(Task prompt): Copy each line below holding "JSON".

BEGIN Data to examine

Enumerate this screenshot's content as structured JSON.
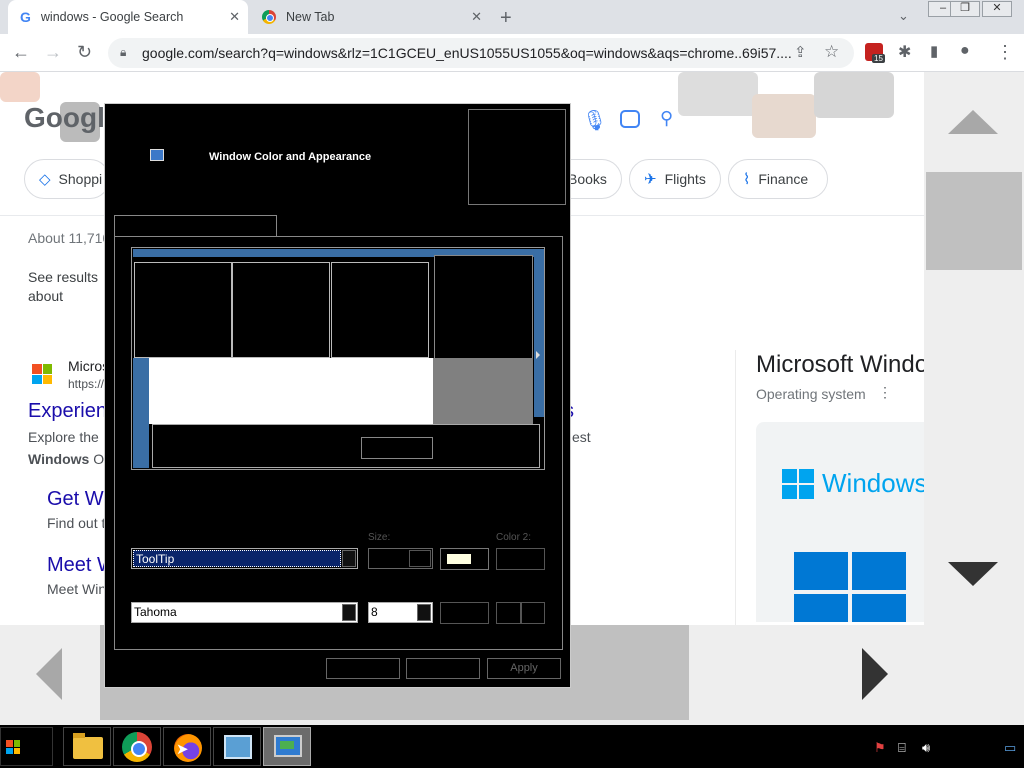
{
  "browser": {
    "tabs": [
      {
        "title": "windows - Google Search",
        "favicon": "google-g-icon",
        "active": true
      },
      {
        "title": "New Tab",
        "favicon": "chrome-icon",
        "active": false
      }
    ],
    "url": "google.com/search?q=windows&rlz=1C1GCEU_enUS1055US1055&oq=windows&aqs=chrome..69i57....",
    "extension_badge_count": "15"
  },
  "google": {
    "logo_text": "Google",
    "chips": [
      {
        "label": "Shoppi",
        "icon": "tag-icon"
      },
      {
        "label": "Books",
        "icon": ""
      },
      {
        "label": "Flights",
        "icon": "plane-icon"
      },
      {
        "label": "Finance",
        "icon": "chart-icon"
      }
    ],
    "about_results": "About 11,710",
    "see_results_about": "See results about",
    "result": {
      "site": "Micros",
      "url": "https://",
      "title": "Experien",
      "title_tail": "s",
      "snippet": "Explore the",
      "snippet_tail": "est",
      "snippet2_bold": "Windows",
      "snippet2_rest": " O"
    },
    "sublinks": [
      {
        "title": "Get W",
        "snippet": "Find out t"
      },
      {
        "title": "Meet W",
        "snippet": "Meet Win"
      }
    ],
    "knowledge_panel": {
      "title": "Microsoft Windo",
      "subtitle": "Operating system",
      "logo_text": "Windows"
    }
  },
  "dialog": {
    "title": "Window Color and Appearance",
    "labels": {
      "size": "Size:",
      "color2": "Color 2:"
    },
    "item_value": "ToolTip",
    "font_value": "Tahoma",
    "font_size_value": "8",
    "color1": "#ffffe1",
    "buttons": {
      "ok": "",
      "cancel": "",
      "apply": "Apply"
    }
  },
  "taskbar": {
    "apps": [
      {
        "name": "file-explorer"
      },
      {
        "name": "chrome"
      },
      {
        "name": "firefox"
      },
      {
        "name": "control-panel"
      },
      {
        "name": "display-settings",
        "active": true
      }
    ]
  },
  "colors": {
    "accent": "#1a73e8",
    "link": "#1a0dab",
    "dialog_bg": "#000000",
    "selection": "#0a246a"
  }
}
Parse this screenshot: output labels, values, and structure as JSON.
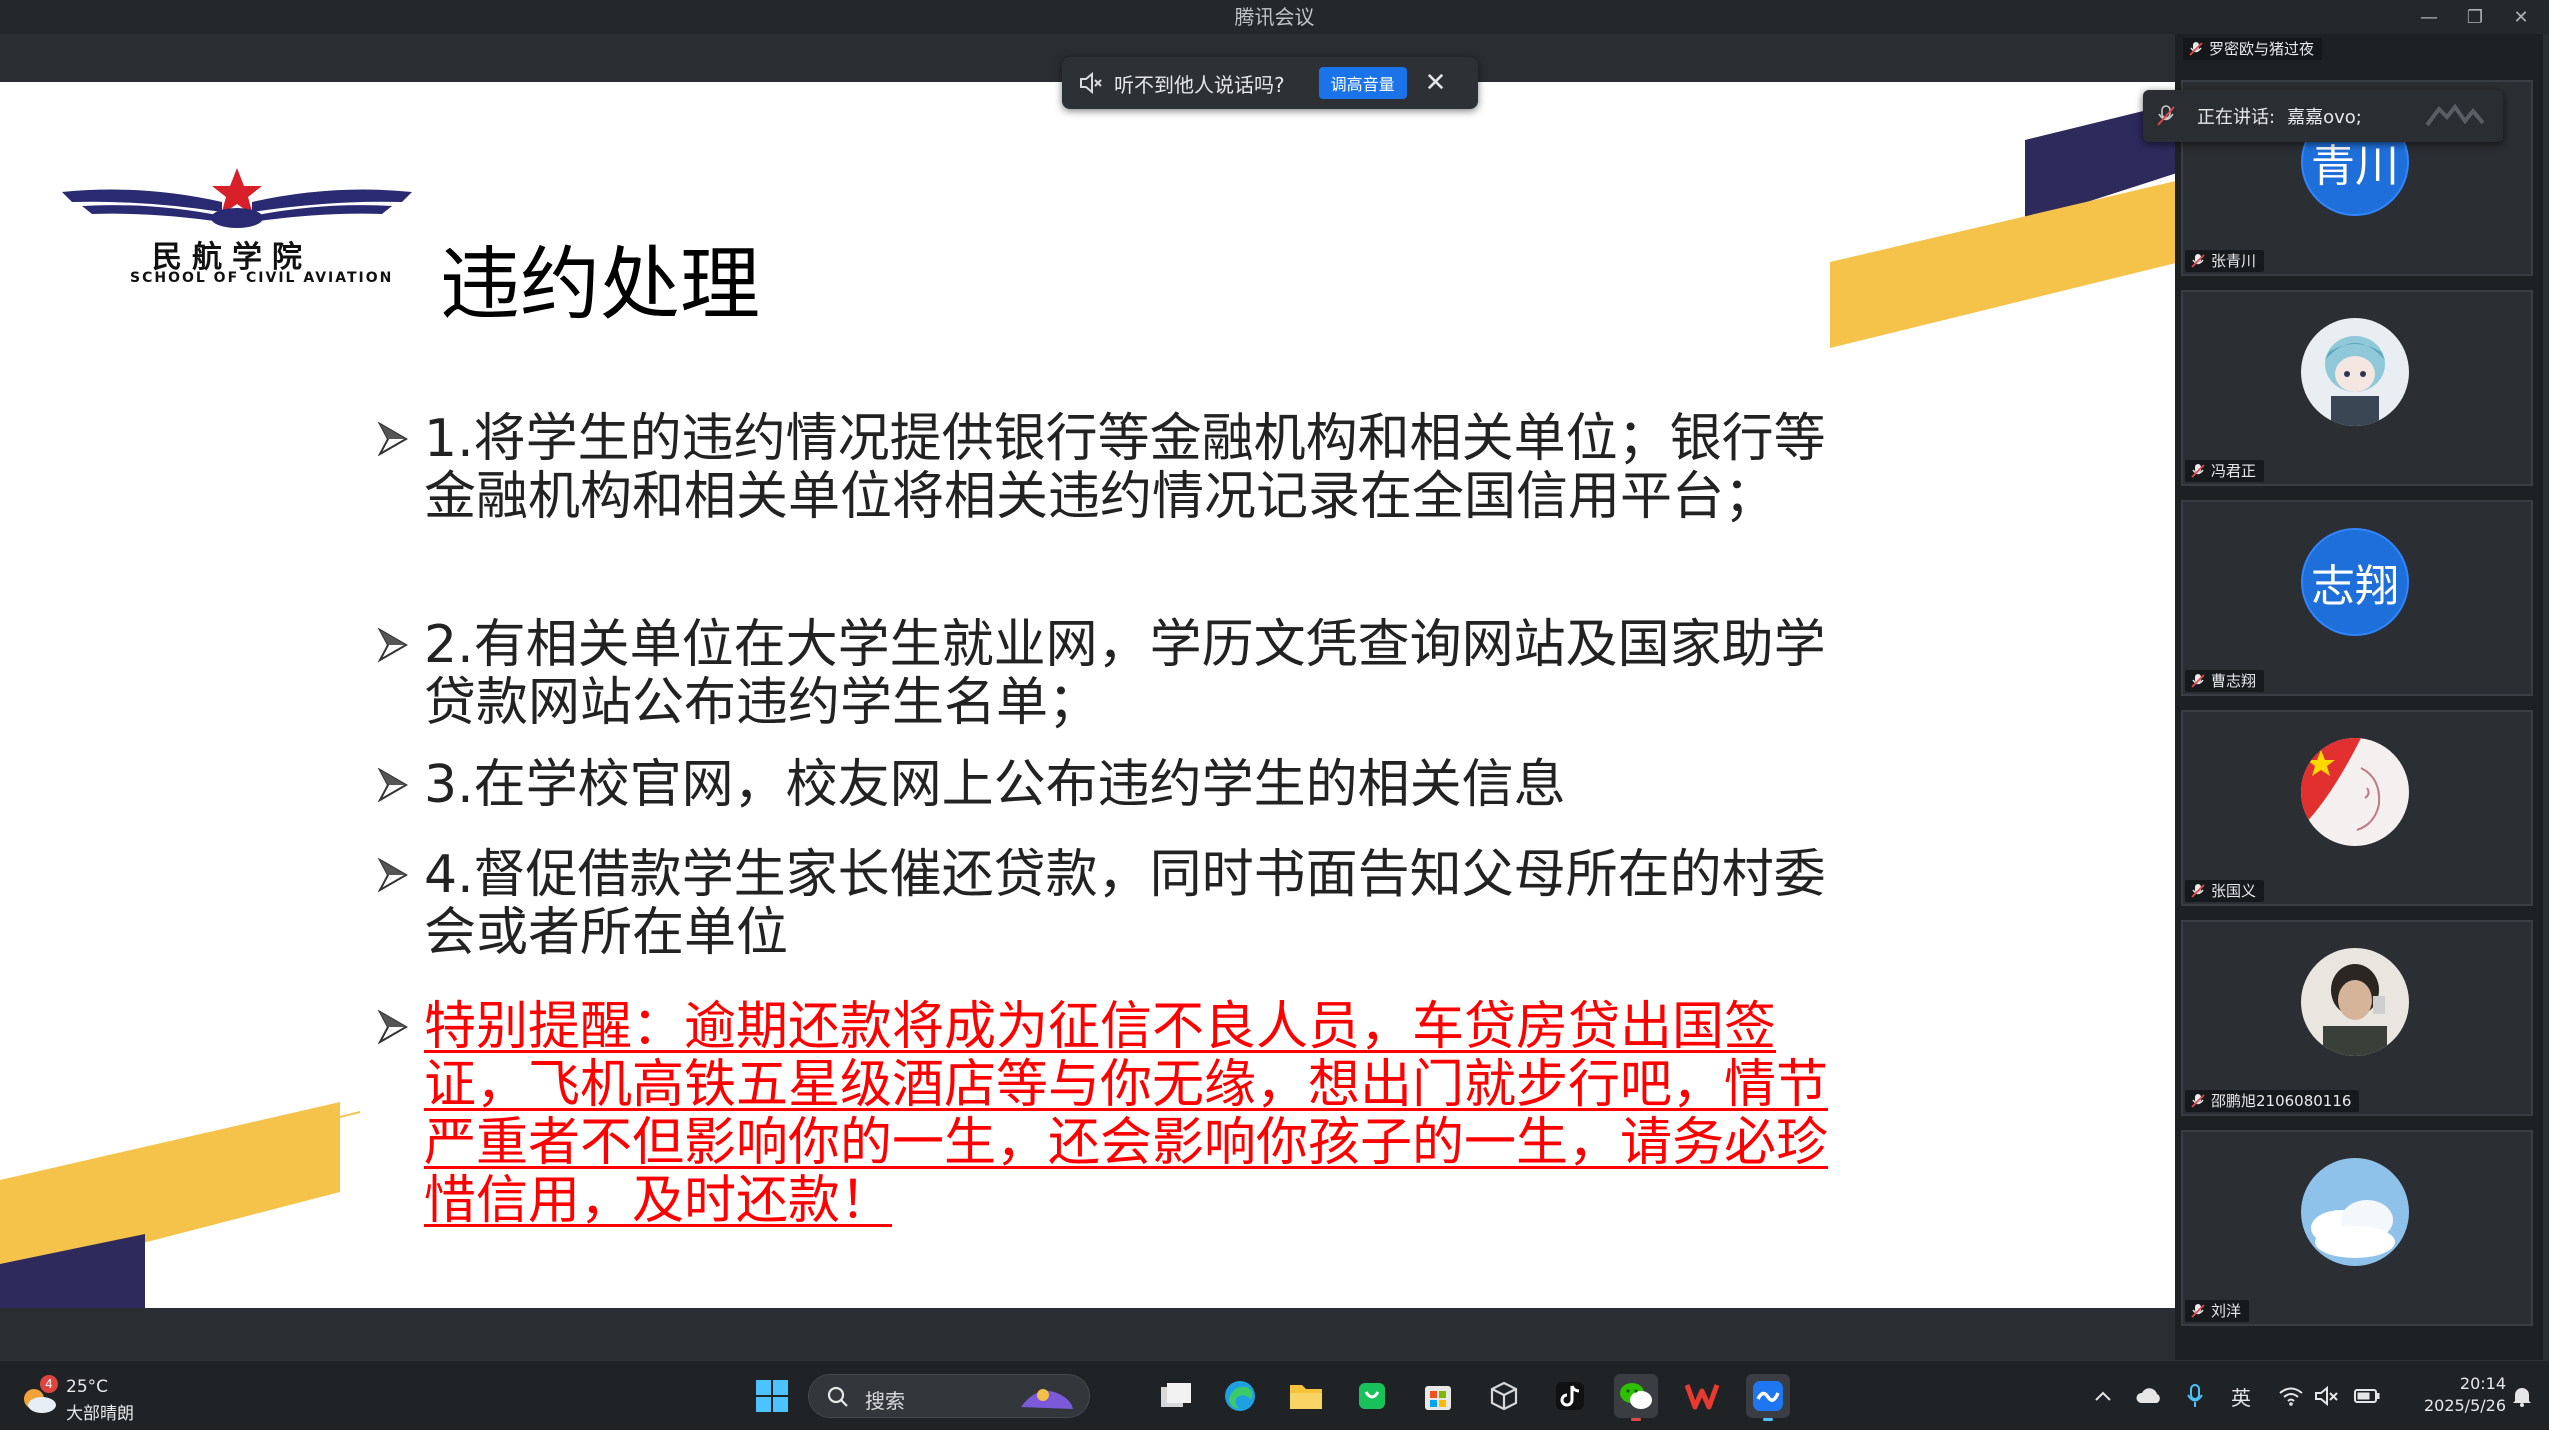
{
  "window": {
    "title": "腾讯会议"
  },
  "notice": {
    "text": "听不到他人说话吗?",
    "button": "调高音量"
  },
  "slide": {
    "logo_cn": "民航学院",
    "logo_en": "SCHOOL OF CIVIL AVIATION",
    "title": "违约处理",
    "bullets": [
      "1.将学生的违约情况提供银行等金融机构和相关单位；银行等金融机构和相关单位将相关违约情况记录在全国信用平台；",
      "2.有相关单位在大学生就业网，学历文凭查询网站及国家助学贷款网站公布违约学生名单；",
      "3.在学校官网，校友网上公布违约学生的相关信息",
      "4.督促借款学生家长催还贷款，同时书面告知父母所在的村委会或者所在单位"
    ],
    "warning": "特别提醒：逾期还款将成为征信不良人员，车贷房贷出国签证，飞机高铁五星级酒店等与你无缘，想出门就步行吧，情节严重者不但影响你的一生，还会影响你孩子的一生，请务必珍惜信用，及时还款！"
  },
  "speaking": {
    "label": "正在讲话:",
    "name": "嘉嘉ovo;"
  },
  "participants": {
    "top_name": "罗密欧与猪过夜",
    "tiles": [
      {
        "name": "张青川",
        "avatar_text": "青川"
      },
      {
        "name": "冯君正",
        "avatar_icon": "anime-avatar-icon"
      },
      {
        "name": "曹志翔",
        "avatar_text": "志翔"
      },
      {
        "name": "张国义",
        "avatar_icon": "flag-avatar-icon"
      },
      {
        "name": "邵鹏旭2106080116",
        "avatar_icon": "photo-avatar-icon"
      },
      {
        "name": "刘洋",
        "avatar_icon": "sky-avatar-icon"
      }
    ]
  },
  "taskbar": {
    "weather_temp": "25°C",
    "weather_desc": "大部晴朗",
    "weather_badge": "4",
    "search_placeholder": "搜索",
    "ime": "英",
    "time": "20:14",
    "date": "2025/5/26"
  },
  "colors": {
    "accent": "#1e6fd9",
    "warning": "#ff0000",
    "deco_yellow": "#f5c24a",
    "deco_navy": "#2e2a5c"
  }
}
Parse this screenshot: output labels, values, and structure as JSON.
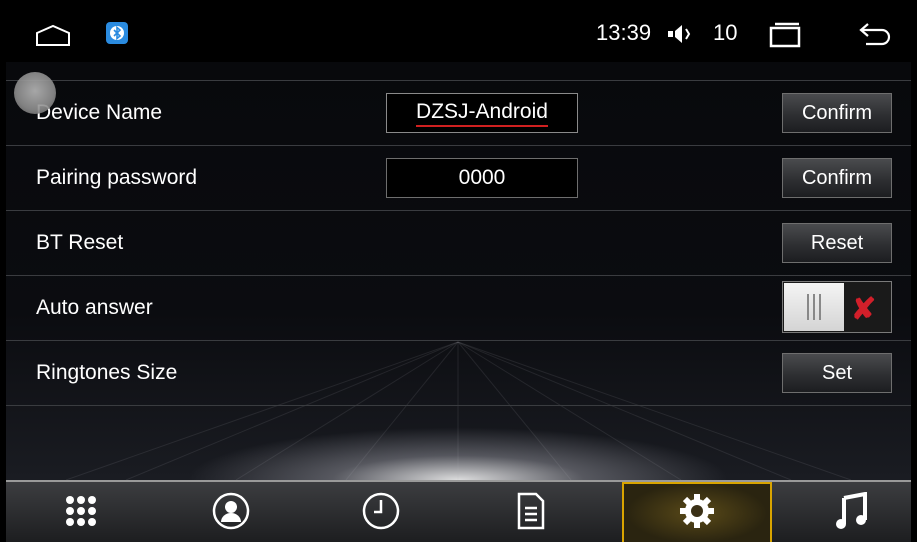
{
  "status_bar": {
    "time": "13:39",
    "volume_level": "10",
    "icons": [
      "home-icon",
      "bluetooth-icon",
      "volume-icon",
      "recent-apps-icon",
      "back-icon"
    ]
  },
  "settings": {
    "rows": [
      {
        "label": "Device Name",
        "field_value": "DZSJ-Android",
        "button_label": "Confirm"
      },
      {
        "label": "Pairing password",
        "field_value": "0000",
        "button_label": "Confirm"
      },
      {
        "label": "BT Reset",
        "button_label": "Reset"
      },
      {
        "label": "Auto answer",
        "toggle_state": "off"
      },
      {
        "label": "Ringtones Size",
        "button_label": "Set"
      }
    ]
  },
  "tabs": [
    {
      "icon": "dialpad-icon",
      "active": false
    },
    {
      "icon": "contacts-icon",
      "active": false
    },
    {
      "icon": "call-history-icon",
      "active": false
    },
    {
      "icon": "phone-transfer-icon",
      "active": false
    },
    {
      "icon": "settings-icon",
      "active": true
    },
    {
      "icon": "music-icon",
      "active": false
    }
  ],
  "colors": {
    "accent": "#d9a400",
    "toggle_off": "#d21f2a",
    "spellcheck": "#d02020"
  }
}
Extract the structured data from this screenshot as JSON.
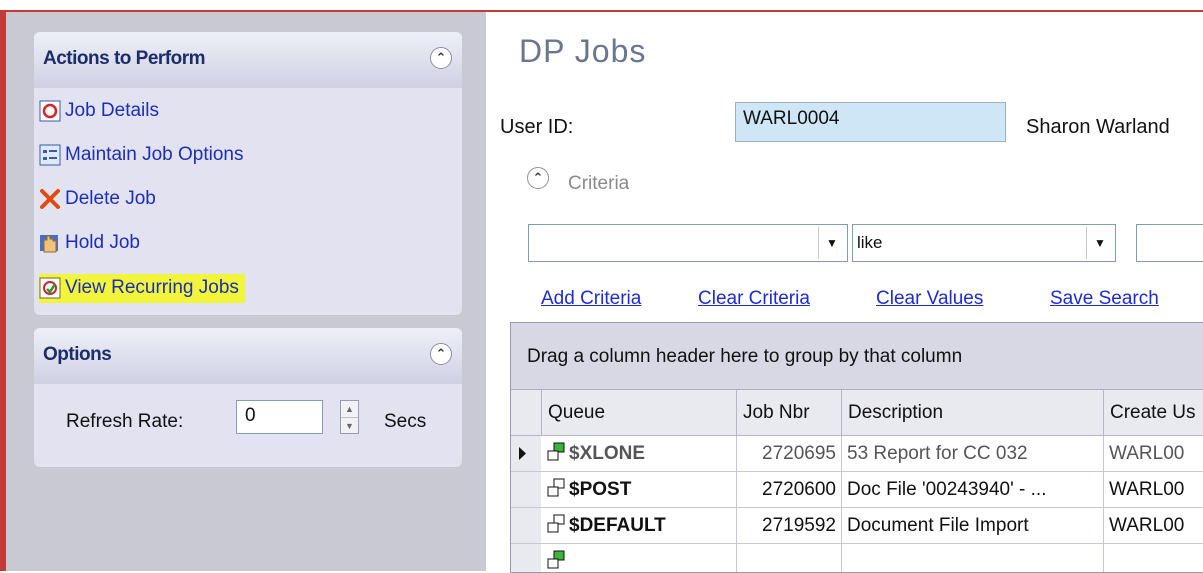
{
  "actions_panel": {
    "title": "Actions to Perform",
    "items": [
      {
        "label": "Job Details",
        "icon": "job-details-icon"
      },
      {
        "label": "Maintain Job Options",
        "icon": "options-icon"
      },
      {
        "label": "Delete Job",
        "icon": "delete-x-icon"
      },
      {
        "label": "Hold Job",
        "icon": "hold-hand-icon"
      },
      {
        "label": "View Recurring Jobs",
        "icon": "recurring-jobs-icon",
        "highlighted": true
      }
    ]
  },
  "options_panel": {
    "title": "Options",
    "refresh_label": "Refresh Rate:",
    "refresh_value": "0",
    "refresh_unit": "Secs"
  },
  "main": {
    "title": "DP Jobs",
    "user_id_label": "User ID:",
    "user_id_value": "WARL0004",
    "user_name": "Sharon Warland",
    "criteria_label": "Criteria",
    "field_combo_value": "",
    "operator_combo_value": "like",
    "links": [
      "Add Criteria",
      "Clear Criteria",
      "Clear Values",
      "Save Search"
    ]
  },
  "grid": {
    "group_hint": "Drag a column header here to group by that column",
    "columns": [
      "Queue",
      "Job Nbr",
      "Description",
      "Create Us"
    ],
    "rows": [
      {
        "queue": "$XLONE",
        "job_nbr": "2720695",
        "description": "53 Report for CC 032",
        "create_user": "WARL00",
        "current": true,
        "muted": true
      },
      {
        "queue": "$POST",
        "job_nbr": "2720600",
        "description": "Doc File '00243940' - ...",
        "create_user": "WARL00"
      },
      {
        "queue": "$DEFAULT",
        "job_nbr": "2719592",
        "description": "Document File Import",
        "create_user": "WARL00"
      }
    ]
  },
  "colors": {
    "accent_link": "#1d2ad6",
    "highlight": "#f2f53a",
    "panel_title": "#1c2d6b",
    "window_border": "#c23a3a"
  }
}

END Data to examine

(Response):
Enumerate this screenshot's content as structured JSON.
Parse this screenshot: output labels, values, and structure as JSON.
Parse this screenshot: output labels, values, and structure as JSON.
Extract the structured data from this screenshot as JSON.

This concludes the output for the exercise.